"What do you want of me?" She queried as she took her seat. The Cardinals face split in a slight frown that was nevertheless covered up in an eyeblinks' time.

"As Gods' servant, and as others of my ilk that you've chanced to meet before getting here have come to know..... Well. Lets just say that the Church has something to gain with you. We would like your help." The Cardinal said. There was a hint of ice in the words, but like the frown, it was there and gone quick. She caught it, regardless.

Seska leaned to one side of her seat. "I've worked for you before, the Church anyway. Yon priest at the border didn't really believe what I told him. I dare say I don't expect much better from you." She said, coldly. A dangerous light flickered in her eyes. Ah, yes. The Church. Her temporary amnesia, for that most certainly had to be the only reason she had spoken to any member of the Church since her awakening.

The nature of the beast was well disguised. She did not count either the Church or its members among her friends.

"Yes," He replied dryly, "you have."

"As I understand it, my kind are dead." Not a question.


"Then there could be no possible use for me, to you."

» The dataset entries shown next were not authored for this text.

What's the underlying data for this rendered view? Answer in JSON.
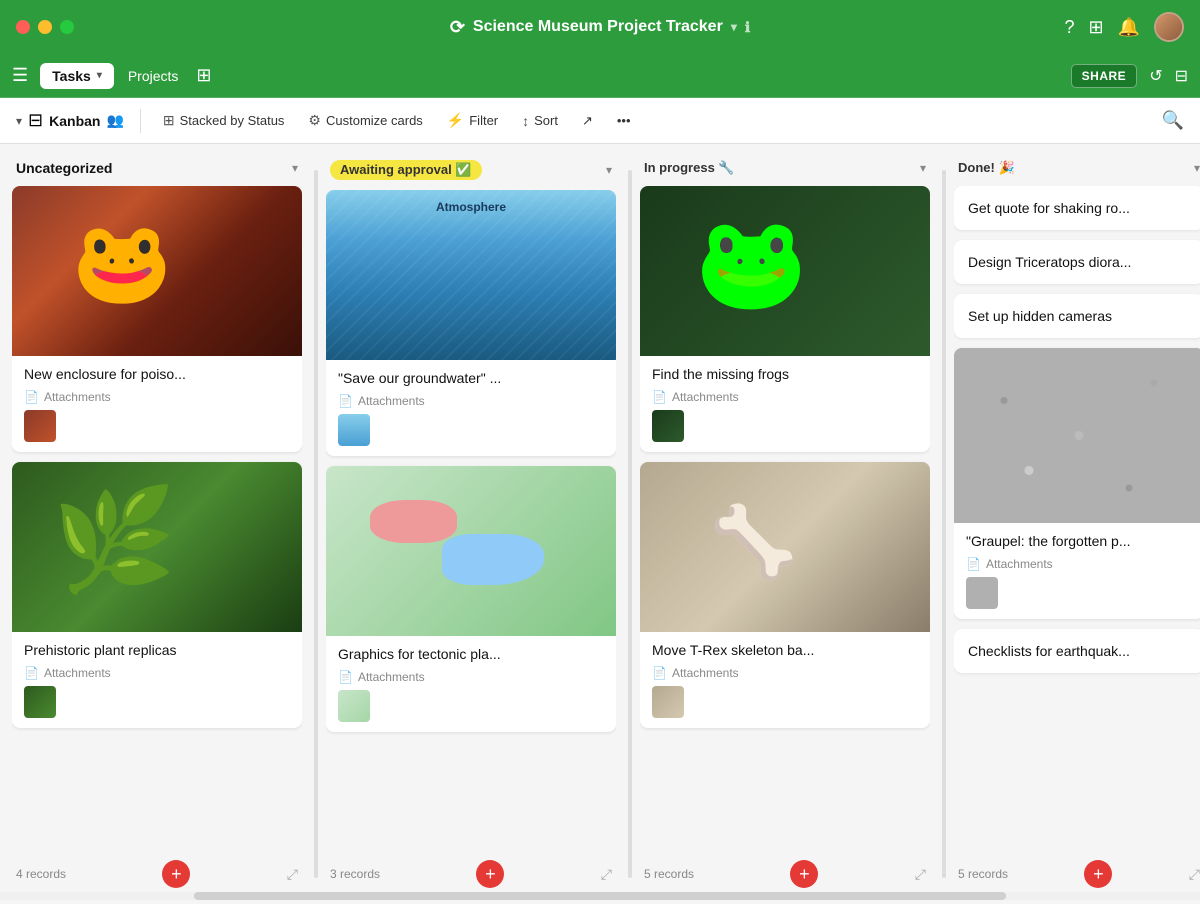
{
  "titleBar": {
    "title": "Science Museum Project Tracker",
    "icon": "⟳"
  },
  "toolbar1": {
    "tasks_label": "Tasks",
    "projects_label": "Projects",
    "share_label": "SHARE"
  },
  "toolbar2": {
    "kanban_label": "Kanban",
    "stacked_label": "Stacked by Status",
    "customize_label": "Customize cards",
    "filter_label": "Filter",
    "sort_label": "Sort"
  },
  "columns": [
    {
      "id": "uncategorized",
      "title": "Uncategorized",
      "records_count": "4 records",
      "cards": [
        {
          "id": "c1",
          "title": "New enclosure for poiso...",
          "has_image": true,
          "image_type": "frog",
          "thumb_type": "frog",
          "meta": "Attachments"
        },
        {
          "id": "c2",
          "title": "Prehistoric plant replicas",
          "has_image": true,
          "image_type": "plant",
          "thumb_type": "plant",
          "meta": "Attachments"
        }
      ]
    },
    {
      "id": "awaiting",
      "title": "Awaiting approval ✅",
      "title_raw": "Awaiting approval",
      "records_count": "3 records",
      "cards": [
        {
          "id": "c3",
          "title": "\"Save our groundwater\" ...",
          "has_image": true,
          "image_type": "water",
          "thumb_type": "water",
          "meta": "Attachments"
        },
        {
          "id": "c4",
          "title": "Graphics for tectonic pla...",
          "has_image": true,
          "image_type": "map",
          "thumb_type": "map",
          "meta": "Attachments"
        }
      ]
    },
    {
      "id": "inprogress",
      "title": "In progress 🔧",
      "title_raw": "In progress",
      "records_count": "5 records",
      "cards": [
        {
          "id": "c5",
          "title": "Find the missing frogs",
          "has_image": true,
          "image_type": "yellow-frog",
          "thumb_type": "frog2",
          "meta": "Attachments"
        },
        {
          "id": "c6",
          "title": "Move T-Rex skeleton ba...",
          "has_image": true,
          "image_type": "dinosaur",
          "thumb_type": "dino",
          "meta": "Attachments"
        }
      ]
    },
    {
      "id": "done",
      "title": "Done! 🎉",
      "title_raw": "Done!",
      "records_count": "5 records",
      "cards_simple": [
        {
          "id": "cs1",
          "title": "Get quote for shaking ro..."
        },
        {
          "id": "cs2",
          "title": "Design Triceratops diora..."
        },
        {
          "id": "cs3",
          "title": "Set up hidden cameras"
        }
      ],
      "card_with_image": {
        "id": "cs4",
        "title": "\"Graupel: the forgotten p...",
        "image_type": "coral",
        "thumb_type": "coral",
        "meta": "Attachments"
      },
      "card_last_simple": {
        "id": "cs5",
        "title": "Checklists for earthquak..."
      }
    }
  ]
}
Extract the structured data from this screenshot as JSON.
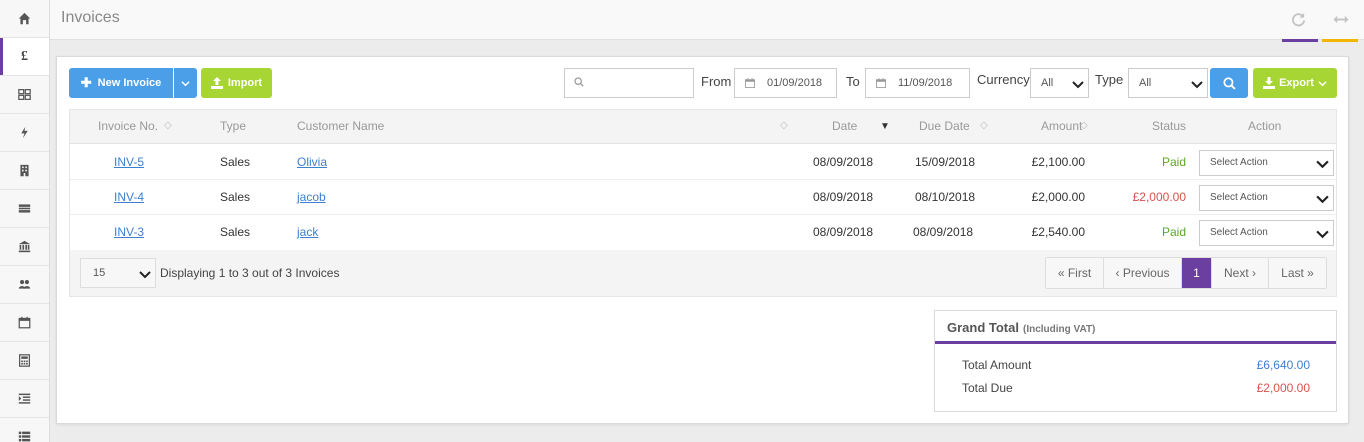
{
  "page": {
    "title": "Invoices"
  },
  "sidebar": {
    "items": [
      {
        "icon": "home-icon"
      },
      {
        "icon": "pound-icon",
        "glyph": "£",
        "active": true
      },
      {
        "icon": "grid-icon"
      },
      {
        "icon": "bolt-icon"
      },
      {
        "icon": "building-icon"
      },
      {
        "icon": "card-icon"
      },
      {
        "icon": "bank-icon"
      },
      {
        "icon": "users-icon"
      },
      {
        "icon": "calendar-icon"
      },
      {
        "icon": "calculator-icon"
      },
      {
        "icon": "indent-icon"
      },
      {
        "icon": "list-icon"
      }
    ]
  },
  "toolbar": {
    "new_invoice": "New Invoice",
    "import": "Import",
    "search_placeholder": "",
    "from_label": "From",
    "from_date": "01/09/2018",
    "to_label": "To",
    "to_date": "11/09/2018",
    "currency_label": "Currency",
    "currency_value": "All",
    "type_label": "Type",
    "type_value": "All",
    "export": "Export"
  },
  "table": {
    "headers": {
      "invoice_no": "Invoice No.",
      "type": "Type",
      "customer": "Customer Name",
      "date": "Date",
      "due_date": "Due Date",
      "amount": "Amount",
      "status": "Status",
      "action": "Action"
    },
    "rows": [
      {
        "invoice_no": "INV-5",
        "type": "Sales",
        "customer": "Olivia",
        "date": "08/09/2018",
        "due_date": "15/09/2018",
        "amount": "£2,100.00",
        "status": "Paid",
        "status_kind": "paid",
        "action": "Select Action"
      },
      {
        "invoice_no": "INV-4",
        "type": "Sales",
        "customer": "jacob",
        "date": "08/09/2018",
        "due_date": "08/10/2018",
        "amount": "£2,000.00",
        "status": "£2,000.00",
        "status_kind": "due",
        "action": "Select Action"
      },
      {
        "invoice_no": "INV-3",
        "type": "Sales",
        "customer": "jack",
        "date": "08/09/2018",
        "due_date": "08/09/2018",
        "amount": "£2,540.00",
        "status": "Paid",
        "status_kind": "paid",
        "action": "Select Action"
      }
    ]
  },
  "footer": {
    "page_size": "15",
    "info": "Displaying 1 to 3 out of 3 Invoices",
    "pager": {
      "first": "« First",
      "previous": "‹ Previous",
      "current": "1",
      "next": "Next ›",
      "last": "Last »"
    }
  },
  "grand_total": {
    "title": "Grand Total",
    "subtitle": "(Including VAT)",
    "total_amount_label": "Total Amount",
    "total_amount_value": "£6,640.00",
    "total_due_label": "Total Due",
    "total_due_value": "£2,000.00"
  },
  "colors": {
    "accent_purple": "#6a3fa0",
    "accent_yellow": "#f2b705",
    "button_blue": "#4a9fe8",
    "button_green": "#a6d534",
    "paid_green": "#5aa728",
    "due_red": "#d9534f",
    "link_blue": "#3e7fcf"
  }
}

"On the contrary. These are end times-" He began. The door leading into his office opened, and a holy man hurried through it. The Cardinal opened his mouth to scold the man, but he closed his mouth after the man had whispered into his ear, and then hurried out with equal haste.

The Cardinal sat there, silent for a time. Finally, he stirred.

"You must excuse me, Seska. Duty calls. I must ask that you not leave the city until I can get ahold of you again; 'tis very important that we speak.

"There's just something that demands my attention."

He stood up, and hurried out of the room, robes billowing behind him. After he had left, the two armed men whom had escorted her here entered the room, and stood silently. She looked at them with a scowl on her face, then walked between them. The turned and followed.

Not leave the city......riiiiiiiight.


The back of his chair rested on the rear wall of the tavern. He had begun to doze - boring stuff today.

His siesta was cut abruptly as a man slammed through the batwings, shouting something.

He blinked the sleep back, and listened.

And blinked again, and tried to hear what was said one more time just to be certain he had heard correctly.

Thinking back on it, it was actually a fairly good reason for the panic that hit the tenants of that bar, just then.
GM Ordo Draco | Co-GM Demonic Reality | GM Revenant & Calael
And when the men on the chess board get up and tell you where to go.
And you've just had some kinda mushroom, and your mind is moving low.
Ask Seska. I think he knows...
User avatar
Seska Dragonslayer
Flaming Toaster
Posts: 2060
Joined: Wed Sep 25, 2002 5:00 pm
Location: Personal Universe v2.01.05

Return to Writers Corner

Who is online

Users browsing this forum: No registered users